Significance of Masks: Comparing Japan and the United States
February 11, 2021 Miyabi Oyamada
During the Meiji era [1968-1912] in Japan, masks were made out of wire mesh as the core and used cloth as the filter. At that time, the Japanese used it to protect themselves against the fine particles of coal or metal. After the Spanish flu pandemic of 1918, this mask attracted attention as a preventive product. The use of masks is no longer for additional preventative measures, but an essential preventive measure.
Masks as a Daily Necessity
In 2020, the spread of COVID-19 has changed the lifestyles of people all over the world. On May 4, the Japanese government proposed a "new lifestyle," based on the measures to counteract the spread of the virus. As a result, people’s lifestyles have changed to be more conscious of actions that impact the spread of COVID-19, by taking precautions in many aspects of life. Of course, not only in Japan but all over the world are people advocating actions to "live with" the coronavirus in an era of "new normal."
In recent months, masks have become an essential item in the public spaces. In Japan, masks were out of stock due to the excessive demand in February of 2020. Although 60 masks are normally priced at 800 yen, on some online auction sites such as Mercari and Yahoo Shopping, 60 masks were being sold for 100,000 yen. The reason for this increase in demand for masks is that it needs to wear masks every day. In Japan, many people stocked up because they were worried that the masks would be sold out.
Purpose of Wearing Masks
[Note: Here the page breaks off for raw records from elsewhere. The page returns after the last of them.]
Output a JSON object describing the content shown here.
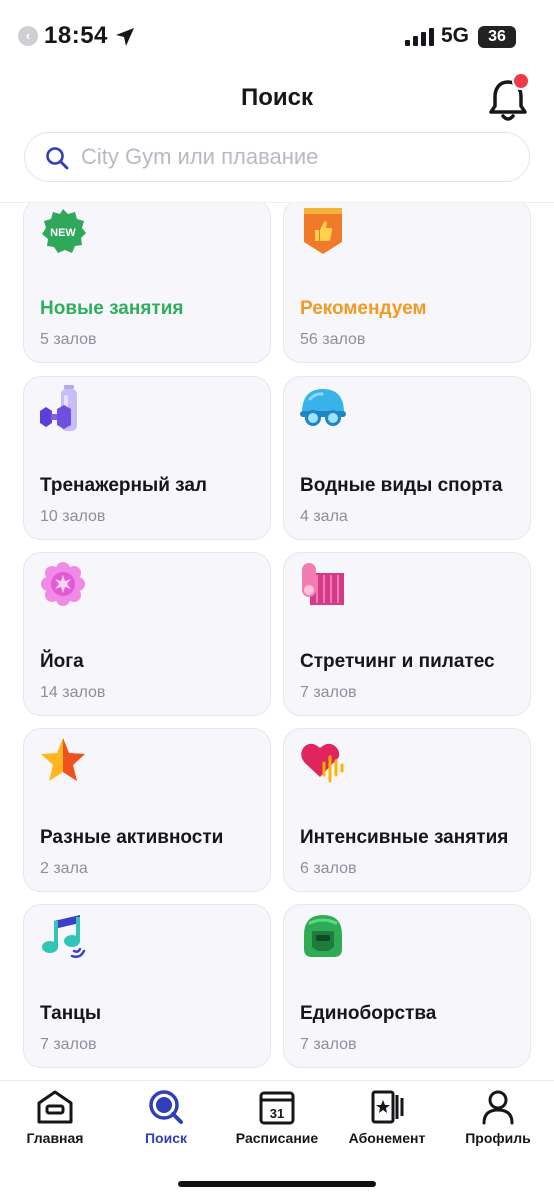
{
  "status": {
    "time": "18:54",
    "network": "5G",
    "battery": "36"
  },
  "header": {
    "title": "Поиск"
  },
  "search": {
    "placeholder": "City Gym или плавание"
  },
  "cards": [
    {
      "title": "Новые занятия",
      "subtitle": "5 залов",
      "icon": "new-badge-icon",
      "title_color": "#2fae5e",
      "badge": "NEW"
    },
    {
      "title": "Рекомендуем",
      "subtitle": "56 залов",
      "icon": "thumbs-up-ribbon-icon",
      "title_color": "#f29a24"
    },
    {
      "title": "Тренажерный зал",
      "subtitle": "10 залов",
      "icon": "dumbbell-bottle-icon",
      "title_color": "#15161a"
    },
    {
      "title": "Водные виды спорта",
      "subtitle": "4 зала",
      "icon": "swim-cap-icon",
      "title_color": "#15161a"
    },
    {
      "title": "Йога",
      "subtitle": "14 залов",
      "icon": "lotus-icon",
      "title_color": "#15161a"
    },
    {
      "title": "Стретчинг и пилатес",
      "subtitle": "7 залов",
      "icon": "yoga-mat-icon",
      "title_color": "#15161a"
    },
    {
      "title": "Разные активности",
      "subtitle": "2 зала",
      "icon": "star-icon",
      "title_color": "#15161a"
    },
    {
      "title": "Интенсивные занятия",
      "subtitle": "6 залов",
      "icon": "heart-pulse-icon",
      "title_color": "#15161a"
    },
    {
      "title": "Танцы",
      "subtitle": "7 залов",
      "icon": "music-note-icon",
      "title_color": "#15161a"
    },
    {
      "title": "Единоборства",
      "subtitle": "7 залов",
      "icon": "boxing-helmet-icon",
      "title_color": "#15161a"
    }
  ],
  "tabbar": {
    "active_color": "#2f3fb6",
    "items": [
      {
        "label": "Главная",
        "icon": "home-icon"
      },
      {
        "label": "Поиск",
        "icon": "search-icon",
        "active": true
      },
      {
        "label": "Расписание",
        "icon": "calendar-icon",
        "calendar_day": "31"
      },
      {
        "label": "Абонемент",
        "icon": "membership-card-icon"
      },
      {
        "label": "Профиль",
        "icon": "profile-icon"
      }
    ]
  }
}
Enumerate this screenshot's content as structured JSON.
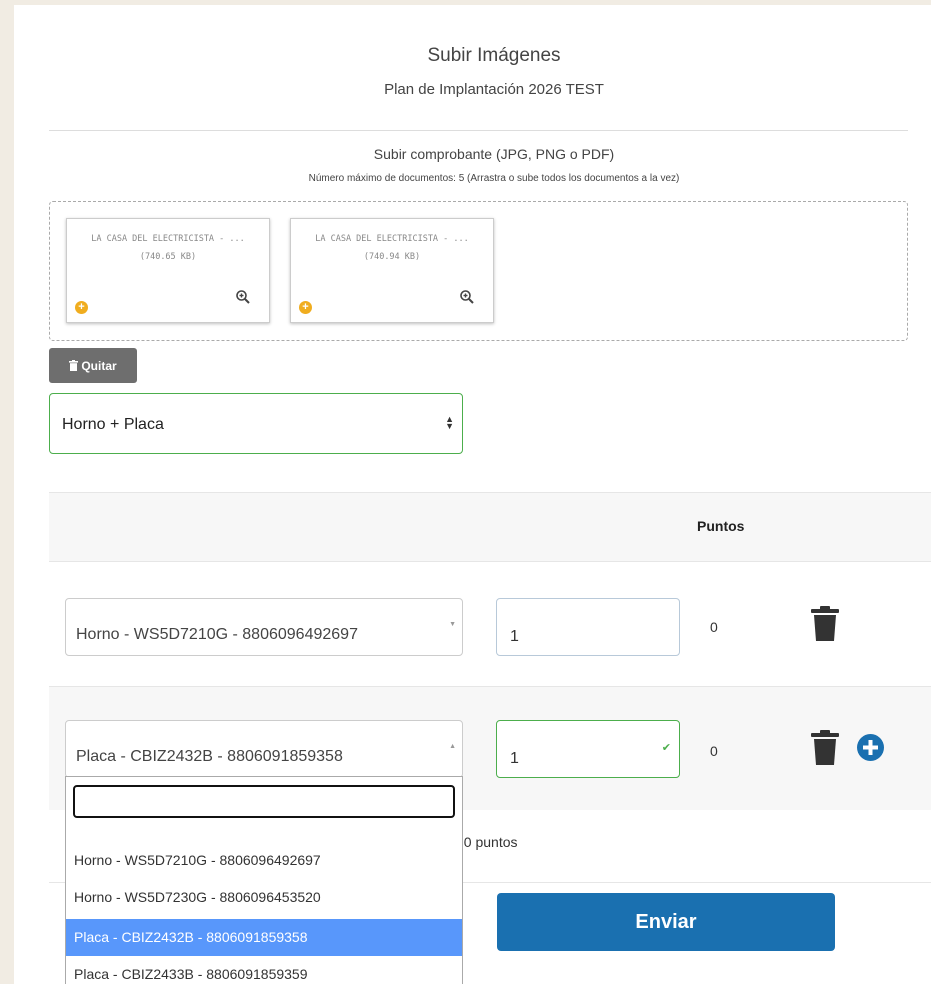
{
  "header": {
    "title": "Subir Imágenes",
    "subtitle": "Plan de Implantación 2026 TEST"
  },
  "upload": {
    "label": "Subir comprobante (JPG, PNG o PDF)",
    "hint": "Número máximo de documentos: 5 (Arrastra o sube todos los documentos a la vez)",
    "files": [
      {
        "name": "LA CASA DEL ELECTRICISTA - ...",
        "size": "(740.65 KB)"
      },
      {
        "name": "LA CASA DEL ELECTRICISTA - ...",
        "size": "(740.94 KB)"
      }
    ],
    "remove_label": "Quitar"
  },
  "category": {
    "value": "Horno + Placa"
  },
  "table": {
    "points_header": "Puntos",
    "rows": [
      {
        "product": "Horno - WS5D7210G - 8806096492697",
        "quantity": "1",
        "points": "0"
      },
      {
        "product": "Placa - CBIZ2432B - 8806091859358",
        "quantity": "1",
        "points": "0"
      }
    ]
  },
  "dropdown": {
    "search_value": "",
    "options": [
      {
        "label": "Horno - WS5D7210G - 8806096492697",
        "selected": false
      },
      {
        "label": "Horno - WS5D7230G - 8806096453520",
        "selected": false
      },
      {
        "label": "Placa - CBIZ2432B - 8806091859358",
        "selected": true
      },
      {
        "label": "Placa - CBIZ2433B - 8806091859359",
        "selected": false
      }
    ]
  },
  "total": {
    "text": ": 0 puntos"
  },
  "submit": {
    "label": "Enviar"
  },
  "colors": {
    "primary": "#1a70b0",
    "valid_border": "#4cae4c",
    "selected_option": "#5897fb",
    "file_badge": "#f0ad1f",
    "remove_button": "#6e6e6e"
  }
}
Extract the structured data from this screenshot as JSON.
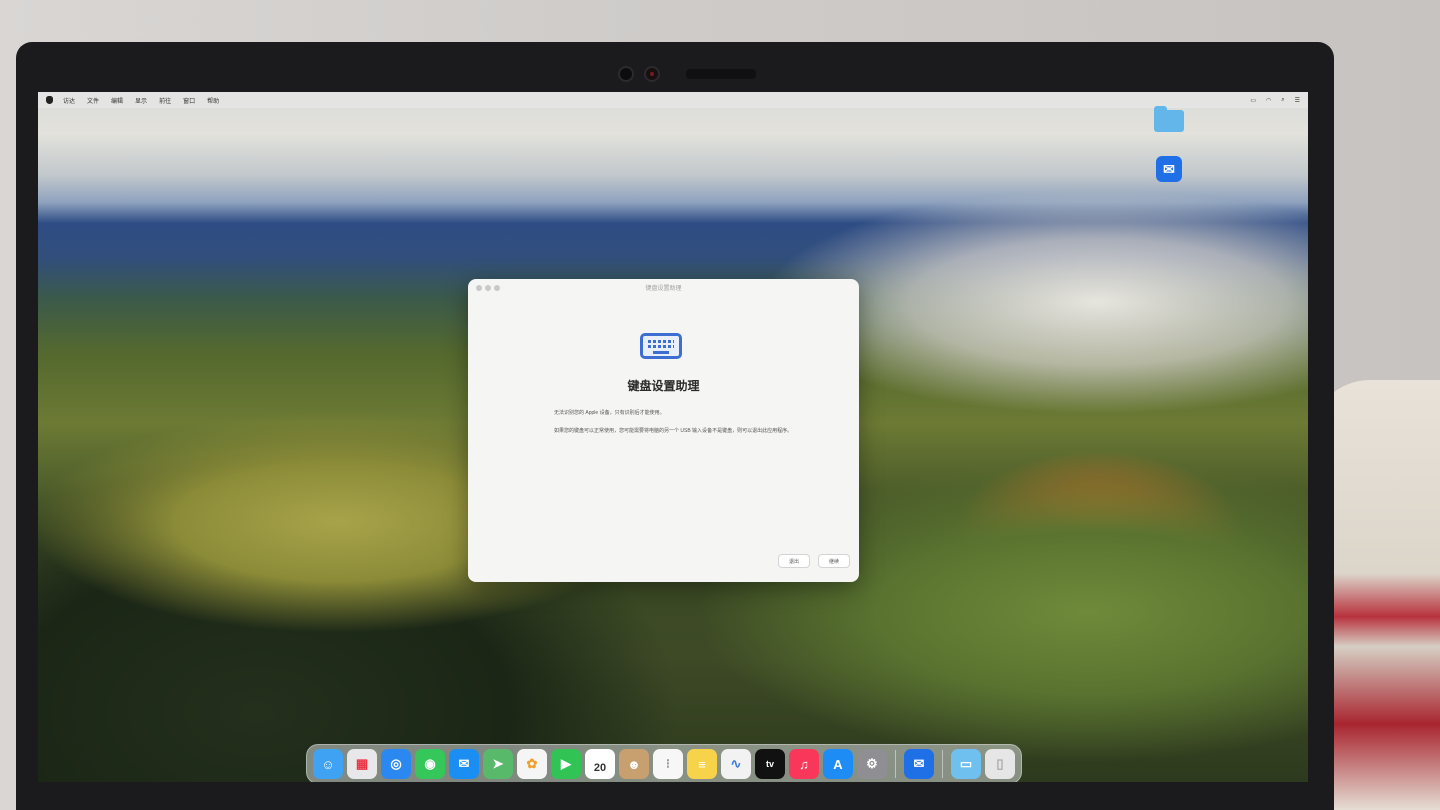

Even before it became common to wear masks due to the pandemic, many Japanese were already familiar with masks. According to the dictionary, there are two definitions of the word “mask.” The first definition concerns protection while the second concerns concealment. According to Senka of Shiseido, cosmetics company researches, about 55% of the Japanese women wear masks to hide their faces when not wearing make-up. Dimsdrive, an internet research company, found that about 60% of the Japanese used masks to protect against viruses such as colds and hay fever, and also to prevent themselves from infecting others (as of 2016). During the COVID-19 pandemic, the WHO says that masks are needed to prevent individuals with COVID-19 from infecting others and to prevent the contraction of the virus.
Mask Wearing Habit
Wearing a mask hides half of your face. Therefore, it becomes difficult to convey facial expressions to others. According to Masaki Yuki, a professor at Hokkaido University who researched the use of different types of emoticons through the computer communication with 118 Americans and 95 Japanese, found that most Japanese looked at a person's eyes to read his/her emotions, while most Americans looked at the other person's mouth in order to read the counterpart's emotions. Yuki studied that the style of expressing human facial expressions varies from emoticon to country. From this research, it can be inferred that masks can be an obstacle to communication for Americans. Compared to that, Japanese people use their eyes to infer the other person's feelings, so it can be said that wearing a mask does not interfere with communication as strongly as in the United States.
Donald Trump, the president of the United States, is often seen in the media without a mask. At a presidential debate on September 29th, he said, “When needed, I wear masks. I don’t wear masks like him,” referring of Joe Biden, then his rival candidate. “Every time you see him, he’s got a mask. He could be speaking 200 feet away from them, and he shows up with the biggest mask I’ve ever seen.” There is controversy over masks in the United States, but the Centers for Disease Control and Prevention has declared that the use of masks are effective. In the United States, the perception of the usefulness of masks varies from state to state. All states advocate wearing masks and also many states, especially states on the West or East Coast, such as Massachusetts and California, have mask mandates. For example, beginning on September 14, New York City began to impose a $50 fine for refusing to wear a mask when boarding buses, subways and other public transports.
What We Can Due to Protect Against Viruses
Due to the coronavirus, masks have become a daily necessity for people all over the world. This piece of non-woven fabric has also created controversies. It's hard to say that a mask protects you from 100% virus, but it possible to take some action to protect yourself and others from COVID-19. It is a great ally that protects even a small piece called masks from viruses.
New York Times
New York Times